Browse crosses

 
Socket Stone at Browney CrossLocationAt the junction of the road from Cadover Bridge to Plympton with that from Bickleigh. The socket stone is on the triangle of grass in the middle of the road junction.

O/S Grid Ref:  SX/545/608       Longitude/Latitude (Degrees+/-):  -4.05054/50.42879 (approx.)

Map location:  Click here to view map.

Purpose: Socket stone for a wayside cross.

Size:  The stone measures 3 feet 11 inches (1.19 metres) by 3 feet 9 inches (1.14 metres) and at least 10 inches (0.25 metres) deep. The size of the socket is 15Ĺ inches (0.39 metres) by 13 inches (0.33 metres) and 9 inches (0.23 metres) deep.

Information:  The socket stone is roughly octagonal in shape and is lying flat on the ground in the centre of the green. There are four other stones arranged around one side of the socket stone. According to William Crossing, these are thought to be all that is left of eight original stones which formed an octagonal plinth for the socket stone. These are probably more or less in their original positions.  Crossing also states that the original cross would have served as a marker for a traveller over the moor wanting to go on to Shaugh Prior and Tavistock, or turn-off to Bickleigh.

browney_plaque.jpg (192746 bytes)However, more recently a plaque has been fixed to one of the stones which reads: 'BROWNIE CROSS - These stones are the relics of a medieval cross, which was one of ten which marked the route of an ancient trackway from Pympton Priory to Sampford Spiney'.  We therefore have two different explanations for the stones laying beside the cross and two separate suggested routes marked by the original cross.  Looking at the map it is feasible that both routes passed by this spot and the cross could therefore have been a very important waymarker for the trans-moor traveller in the days before our current road network, when the tracks may not have been at all clear.  

There is a fifth stone nearby, but this would not have been part of the original set as it has been worked to form square corners and smooth sides. The working of this stone is obviously too recent to be connected with the original cross. For at least the first half of the 20th Century the site was overgrown and in quite a mess. However, it was tidied up by the County Roads Department in 1958 and has been regularly maintained ever since. Unfortunately, the whereabouts of the actual cross has never come to light.

It was a fine October day when I visited this cross and, as I kept mainly to the roads, I was only wearing trainers at the time. There was quite a thickness of grass growing up from the socket, in the centre of the stone and, in order to enhance the socket for the photo, I thought I would press it down a bit with my foot.

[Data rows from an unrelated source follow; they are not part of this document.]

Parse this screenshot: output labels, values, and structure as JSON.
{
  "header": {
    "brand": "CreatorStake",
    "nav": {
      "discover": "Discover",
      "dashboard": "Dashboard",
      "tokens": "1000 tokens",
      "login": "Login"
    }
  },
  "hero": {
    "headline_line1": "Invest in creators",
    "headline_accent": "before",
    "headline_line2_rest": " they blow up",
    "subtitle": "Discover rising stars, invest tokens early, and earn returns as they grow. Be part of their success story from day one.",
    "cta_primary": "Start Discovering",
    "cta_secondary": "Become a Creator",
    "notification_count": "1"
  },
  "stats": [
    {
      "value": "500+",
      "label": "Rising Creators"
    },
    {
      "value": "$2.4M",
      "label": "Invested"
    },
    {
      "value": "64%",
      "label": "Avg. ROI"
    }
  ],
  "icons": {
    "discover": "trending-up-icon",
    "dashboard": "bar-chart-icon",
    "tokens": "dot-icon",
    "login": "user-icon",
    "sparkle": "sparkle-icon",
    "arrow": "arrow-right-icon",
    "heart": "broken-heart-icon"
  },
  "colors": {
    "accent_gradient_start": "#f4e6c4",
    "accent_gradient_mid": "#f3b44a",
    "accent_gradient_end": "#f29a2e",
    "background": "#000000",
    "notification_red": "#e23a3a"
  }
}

What I didnít realise was that the socket was also full of water, with the result that I got a nice wet foot for my troubles. Not to worry, I still got a good photo though!

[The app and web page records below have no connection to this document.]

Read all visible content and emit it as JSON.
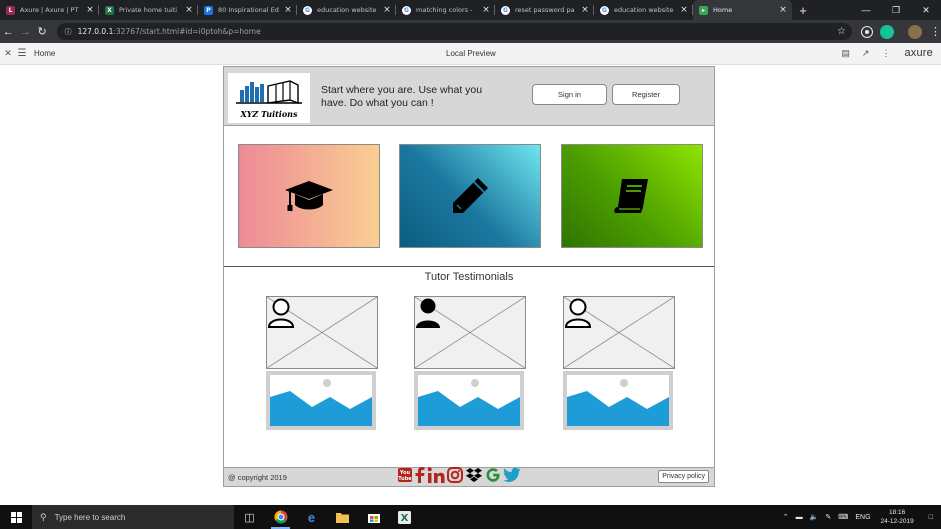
{
  "browser": {
    "tabs": [
      {
        "title": "Axure | Axure | PT",
        "icon": "L",
        "color": "#9c2755",
        "active": false
      },
      {
        "title": "Private home tuiti",
        "icon": "X",
        "color": "#217346",
        "active": false
      },
      {
        "title": "80 Inspirational Ed",
        "icon": "P",
        "color": "#1a73e8",
        "active": false
      },
      {
        "title": "education website",
        "icon": "G",
        "color": "#ffffff",
        "active": false
      },
      {
        "title": "matching colors -",
        "icon": "G",
        "color": "#ffffff",
        "active": false
      },
      {
        "title": "reset password pa",
        "icon": "G",
        "color": "#ffffff",
        "active": false
      },
      {
        "title": "education website",
        "icon": "G",
        "color": "#ffffff",
        "active": false
      },
      {
        "title": "Home",
        "icon": "▸",
        "color": "#3ba55c",
        "active": true
      }
    ],
    "url_host": "127.0.0.1",
    "url_rest": ":32767/start.html#id=i0ptoh&p=home"
  },
  "axure": {
    "page_name": "Home",
    "center_label": "Local Preview",
    "brand": "axure"
  },
  "site": {
    "logo_text": "XYZ Tuitions",
    "tagline": "Start where you are. Use what you have. Do what you can !",
    "signin_label": "Sign in",
    "register_label": "Register",
    "cards": [
      {
        "icon": "graduation-cap-icon"
      },
      {
        "icon": "pencil-icon"
      },
      {
        "icon": "book-icon"
      }
    ],
    "testimonials_title": "Tutor Testimonials",
    "footer": {
      "copyright": "@ copyright 2019",
      "social": [
        "youtube-icon",
        "facebook-icon",
        "linkedin-icon",
        "instagram-icon",
        "dropbox-icon",
        "google-icon",
        "twitter-icon"
      ],
      "privacy_label": "Privacy policy"
    }
  },
  "taskbar": {
    "search_placeholder": "Type here to search",
    "lang": "ENG",
    "time": "18:16",
    "date": "24-12-2019"
  }
}
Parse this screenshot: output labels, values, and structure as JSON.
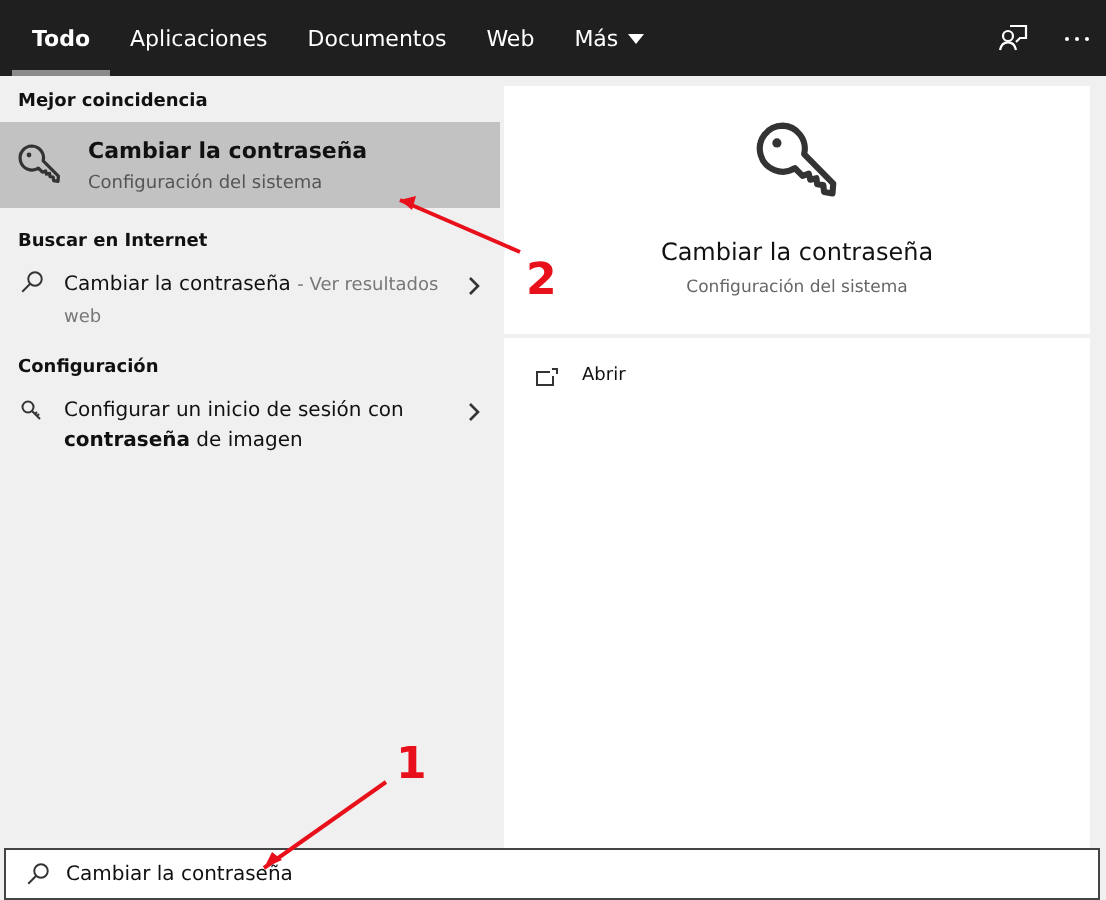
{
  "tabs": [
    {
      "label": "Todo",
      "selected": true,
      "kind": "text"
    },
    {
      "label": "Aplicaciones",
      "selected": false,
      "kind": "text"
    },
    {
      "label": "Documentos",
      "selected": false,
      "kind": "text"
    },
    {
      "label": "Web",
      "selected": false,
      "kind": "text"
    },
    {
      "label": "Más",
      "selected": false,
      "kind": "menu"
    }
  ],
  "best_match": {
    "heading": "Mejor coincidencia",
    "title": "Cambiar la contraseña",
    "subtitle": "Configuración del sistema",
    "selected": true
  },
  "sections": [
    {
      "heading": "Buscar en Internet",
      "items": [
        {
          "kind": "web",
          "title": "Cambiar la contraseña",
          "suffix": "- Ver resultados web"
        }
      ]
    },
    {
      "heading": "Configuración",
      "items": [
        {
          "kind": "setting",
          "title": "Configurar un inicio de sesión con **contraseña** de imagen"
        }
      ]
    }
  ],
  "detail": {
    "title": "Cambiar la contraseña",
    "subtitle": "Configuración del sistema",
    "actions": [
      "Abrir"
    ]
  },
  "search": {
    "value": "Cambiar la contraseña"
  },
  "annotations": [
    {
      "label": "1"
    },
    {
      "label": "2"
    }
  ]
}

Our thanks go to Mark Fenlon for supplying the photo of the plaque.